And while I like the quietude of this lifestyle choice, sometimes the silence lies and tries to convince me that I’m isolated because I’m alone. And there’s a big difference between being isolated and being alone, between being independent and being lonely. I don’t necessarily think that isolation is bad. It just depends on your motives. But if you’re going to live a life that’s solitary–and even if you don’t–you need to be aware that lies get louder in silence. And you need to remember that even if you enjoy being on your own, you still need people.

Lonely tree in the southern field behind Safe Haven Farm, Haven, KS

Lonely tree in the southern field behind Safe Haven Farm, Haven, KS

Today’s verses are Hebrews 10:23-25.

Let us hold tightly without wavering to the hope we affirm, for God can be trusted to keep his promise. Let us think of ways to motivate one another to acts of love and good works. And let us not neglect our meeting together, as some people do, but encourage one another, especially now that the day of his return is drawing near.

I’ve been running wild the last couple of months. Actually, running wild is sort of a constant with me. I’m always dashing from one thing to another, rarely standing still. But that’s me, and I’ve got a lot of plates spinning. So for the last few months, I actually haven’t been able to go to church. I’m fortunate to attend a church that streams their services live, so I’ve watched when I had the opportunity. But streaming online isn’t the same as being there in person.

I got to go this weekend. And being in the service, surrounded by friends and family in the blood of Christ reminded me just how much I need people. When I’m on my own, busy and bustling back and forth from crisis to crisis, it’s easy for me to think that I’m okay without sharing life with people. I’m functioning just fine, after all. But there’s more to life than just functioning. There’s more to life than just surviving. God didn’t put me here to just make it through another day. He wants me to thrive. He wants me to grow. He wants me to live.

And while I prefer the silence sometimes, silence isn’t always conducive to growth. And you can’t experience real friendship if you don’t invest in other people. It’s a risk, yes, because people are people. But it’s worth it.

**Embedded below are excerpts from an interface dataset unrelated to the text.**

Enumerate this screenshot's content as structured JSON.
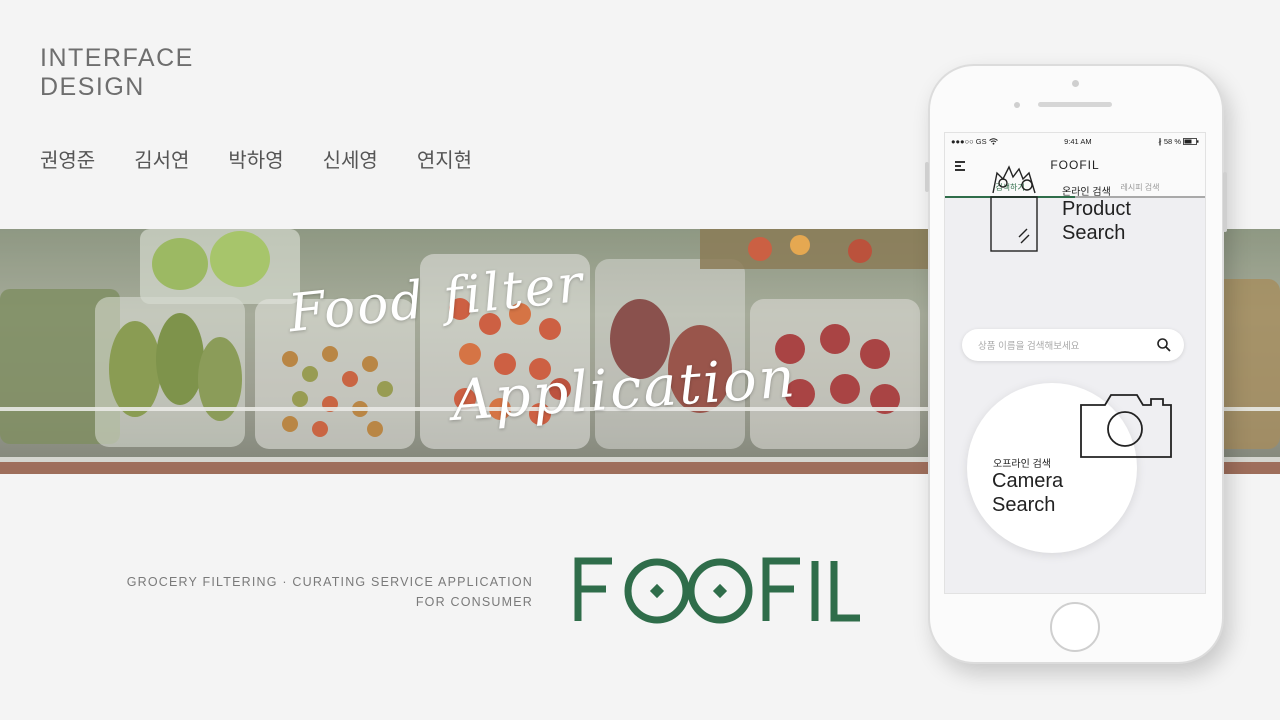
{
  "header": {
    "title_line1": "INTERFACE",
    "title_line2": "DESIGN"
  },
  "team": [
    "권영준",
    "김서연",
    "박하영",
    "신세영",
    "연지현"
  ],
  "banner": {
    "script_line1": "Food filter",
    "script_line2": "Application"
  },
  "tagline": {
    "line1": "GROCERY FILTERING · CURATING SERVICE APPLICATION",
    "line2": "FOR CONSUMER"
  },
  "logo": {
    "text": "FOOFIL",
    "color": "#2f6d4a"
  },
  "phone": {
    "status": {
      "carrier": "●●●○○ GS",
      "time": "9:41 AM",
      "battery": "58 %"
    },
    "app_title": "FOOFIL",
    "tabs": [
      {
        "label": "검색하기",
        "active": true
      },
      {
        "label": "레시피 검색",
        "active": false
      }
    ],
    "product_search": {
      "subtitle": "온라인 검색",
      "title_line1": "Product",
      "title_line2": "Search"
    },
    "search": {
      "placeholder": "상품 이름을 검색해보세요"
    },
    "camera_search": {
      "subtitle": "오프라인 검색",
      "title_line1": "Camera",
      "title_line2": "Search"
    },
    "icons": [
      "menu-icon",
      "grocery-bag-icon",
      "search-icon",
      "camera-icon",
      "wifi-icon",
      "bluetooth-icon",
      "battery-icon"
    ]
  }
}
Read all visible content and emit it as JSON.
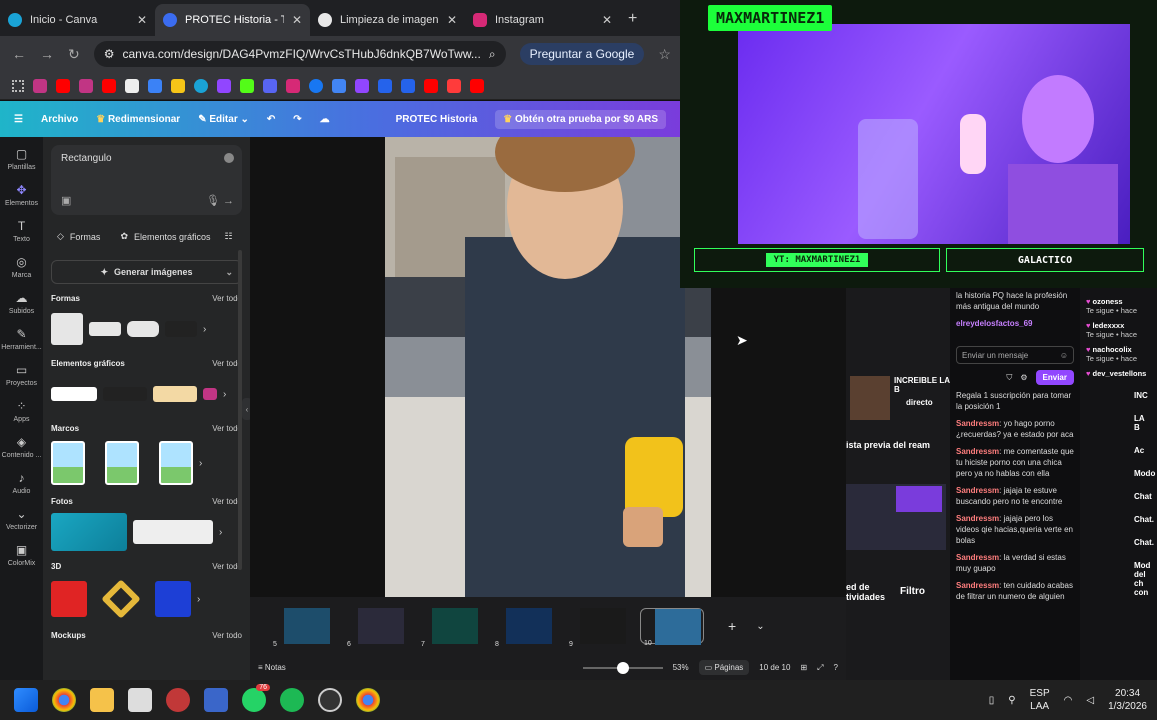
{
  "browser": {
    "tabs": [
      {
        "label": "Inicio - Canva",
        "color": "#1aa3d6",
        "active": false
      },
      {
        "label": "PROTEC Historia - Tu",
        "color": "#3b6cf0",
        "active": true
      },
      {
        "label": "Limpieza de imagen",
        "color": "#e8e8e8",
        "active": false
      },
      {
        "label": "Instagram",
        "color": "#d62976",
        "active": false
      }
    ],
    "url": "canva.com/design/DAG4PvmzFIQ/WrvCsTHubJ6dnkQB7WoTww...",
    "ask_google": "Preguntar a Google"
  },
  "canva": {
    "menu": {
      "file": "Archivo",
      "resize": "Redimensionar",
      "edit": "Editar",
      "project_title": "PROTEC Historia",
      "trial": "Obtén otra prueba por $0 ARS"
    },
    "rail": [
      {
        "icon": "▢",
        "label": "Plantillas"
      },
      {
        "icon": "✥",
        "label": "Elementos",
        "active": true
      },
      {
        "icon": "T",
        "label": "Texto"
      },
      {
        "icon": "◎",
        "label": "Marca"
      },
      {
        "icon": "☁",
        "label": "Subidos"
      },
      {
        "icon": "✎",
        "label": "Herramient..."
      },
      {
        "icon": "▭",
        "label": "Proyectos"
      },
      {
        "icon": "⁘",
        "label": "Apps"
      },
      {
        "icon": "◈",
        "label": "Contenido ..."
      },
      {
        "icon": "♪",
        "label": "Audio"
      },
      {
        "icon": "⌄",
        "label": "Vectorizer"
      },
      {
        "icon": "▣",
        "label": "ColorMix"
      }
    ],
    "panel": {
      "search_value": "Rectangulo",
      "chip_shapes": "Formas",
      "chip_graphics": "Elementos gráficos",
      "generate": "Generar imágenes",
      "see_all": "Ver todo",
      "sections": {
        "shapes": "Formas",
        "graphics": "Elementos gráficos",
        "frames": "Marcos",
        "photos": "Fotos",
        "three_d": "3D",
        "mockups": "Mockups"
      }
    },
    "filmstrip": {
      "pages": [
        "5",
        "6",
        "7",
        "8",
        "9",
        "10"
      ],
      "add": "+"
    },
    "status": {
      "notes": "Notas",
      "zoom": "53%",
      "pages_btn": "Páginas",
      "page_count": "10 de 10"
    }
  },
  "stream": {
    "streamer": "MAXMARTINEZ1",
    "tag_left": "YT: MAXMARTINEZ1",
    "tag_right": "GALACTICO"
  },
  "chat": {
    "top_messages": [
      {
        "text": "la historia PQ hace la profesión más antigua del mundo"
      },
      {
        "user": "elreydelosfactos_69",
        "text": ""
      }
    ],
    "input_placeholder": "Enviar un mensaje",
    "send": "Enviar",
    "gift_text": "Regala 1 suscripción para tomar la posición 1",
    "messages": [
      {
        "user": "Sandressm",
        "text": ": yo hago porno ¿recuerdas? ya e estado por aca"
      },
      {
        "user": "Sandressm",
        "text": ": me comentaste que tu hiciste porno con una chica pero ya no hablas con ella"
      },
      {
        "user": "Sandressm",
        "text": ": jajaja te estuve buscando pero no te encontre"
      },
      {
        "user": "Sandressm",
        "text": ": jajaja pero los videos qie hacias,queria verte en bolas"
      },
      {
        "user": "Sandressm",
        "text": ": la verdad si estas muy guapo"
      },
      {
        "user": "Sandressm",
        "text": ": ten cuidado acabas de filtrar un numero de alguien"
      }
    ]
  },
  "obs": {
    "label_incredible": "INCREIBLE LA B",
    "label_live": "directo",
    "preview": "ista previa del ream",
    "activity": "ed de tividades",
    "filter": "Filtro"
  },
  "activity": {
    "follows": [
      {
        "name": "ozoness",
        "status": "Te sigue • hace"
      },
      {
        "name": "ledexxxx",
        "status": "Te sigue • hace"
      },
      {
        "name": "nachocolix",
        "status": "Te sigue • hace"
      },
      {
        "name": "dev_vestellons",
        "status": ""
      }
    ],
    "side": [
      "INC",
      "LA B",
      "Ac",
      "Modo",
      "Chat",
      "Chat.",
      "Chat.",
      "Mod del ch con"
    ]
  },
  "taskbar": {
    "discord_badge": "76",
    "lang": "ESP",
    "lang2": "LAA",
    "time": "20:34",
    "date": "1/3/2026"
  }
}
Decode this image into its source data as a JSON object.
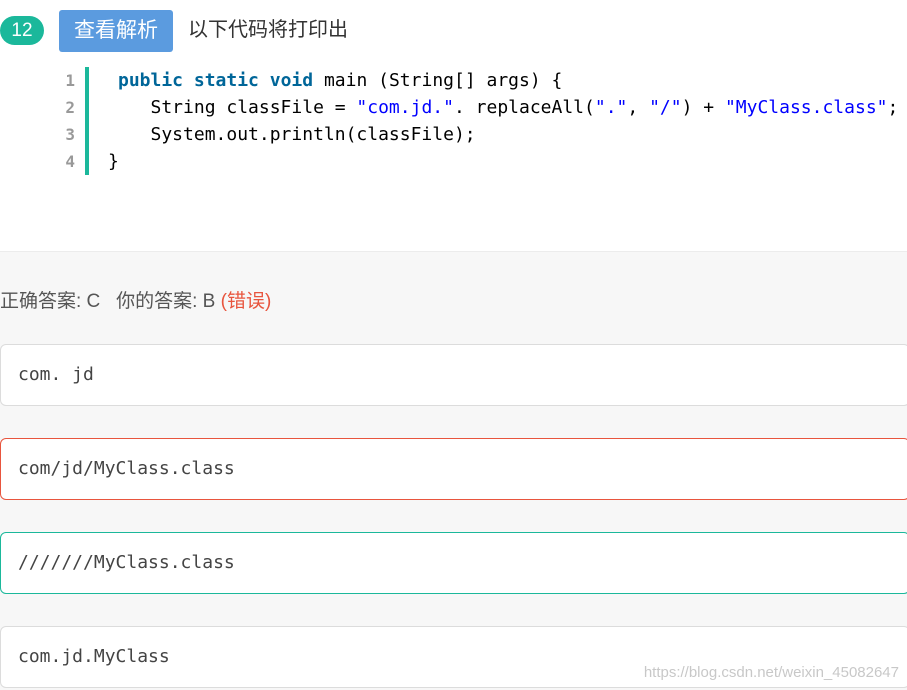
{
  "question": {
    "number": "12",
    "view_analysis_label": "查看解析",
    "prompt": "以下代码将打印出"
  },
  "code": {
    "line_numbers": [
      "1",
      "2",
      "3",
      "4"
    ],
    "lines": [
      "public static void main (String[] args) {",
      "   String classFile = \"com.jd.\". replaceAll(\".\", \"/\") + \"MyClass.class\";",
      "   System.out.println(classFile);",
      "}"
    ]
  },
  "result": {
    "correct_label": "正确答案: C",
    "your_label": "你的答案: B",
    "status": "(错误)"
  },
  "options": [
    {
      "text": "com. jd",
      "state": "normal"
    },
    {
      "text": "com/jd/MyClass.class",
      "state": "selected-wrong"
    },
    {
      "text": "///////MyClass.class",
      "state": "correct"
    },
    {
      "text": "com.jd.MyClass",
      "state": "normal"
    }
  ],
  "watermark": "https://blog.csdn.net/weixin_45082647",
  "colors": {
    "accent_green": "#1bb89b",
    "button_blue": "#5b9bdf",
    "error_red": "#e8553e",
    "keyword": "#006699",
    "string": "#0000ff"
  }
}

Pastor posed a question in his message yesterday, asking us to think about the people who’ve loved us the most in our lives and what our lives would look like without them. That’s difficult to even think about. And my first thought was that I didn’t have a whole lot of people who loved me like that, and that’s when I realized I’d been shutting myself away too long. Because that’s a lie.

I started making a list of people who’ve loved me, who’ve made a difference in my life, and needless to say it’s very very long. It was much longer than I expected it to be. I have been very fortunate in my life to have many, many people come alongside me to support me and love me more than I deserved. But when you get so busy with your nose to the grindstone, it’s easy to forget the people who’ve invested in you.

So for the rest of this month, I really want to focus on friendships and relationships in life and how important they are. Granted, I’m not going to change the way I live, unless God tells me I need to. But I don’t have to shut myself away from people. Living a quiet life is good. Having quiet moments is essential. But when the quiet changes from a refuge to a security blanket, you’ve got a problem.

Don’t cut people out of your life. If you were sufficient on your own, God wouldn’t have made other people. And, yes, God is sufficient for you as your friend, your maker, your God, your Lord. But if it was just supposed to be you and God going through life without any other interaction with people, why are there people around you? God designed us to invest in each other. So don’t run away from it. Embrace it. Yes, that means you’re taking a risk. Yes, that means you’ll have to give up some time alone. But what are you really here for?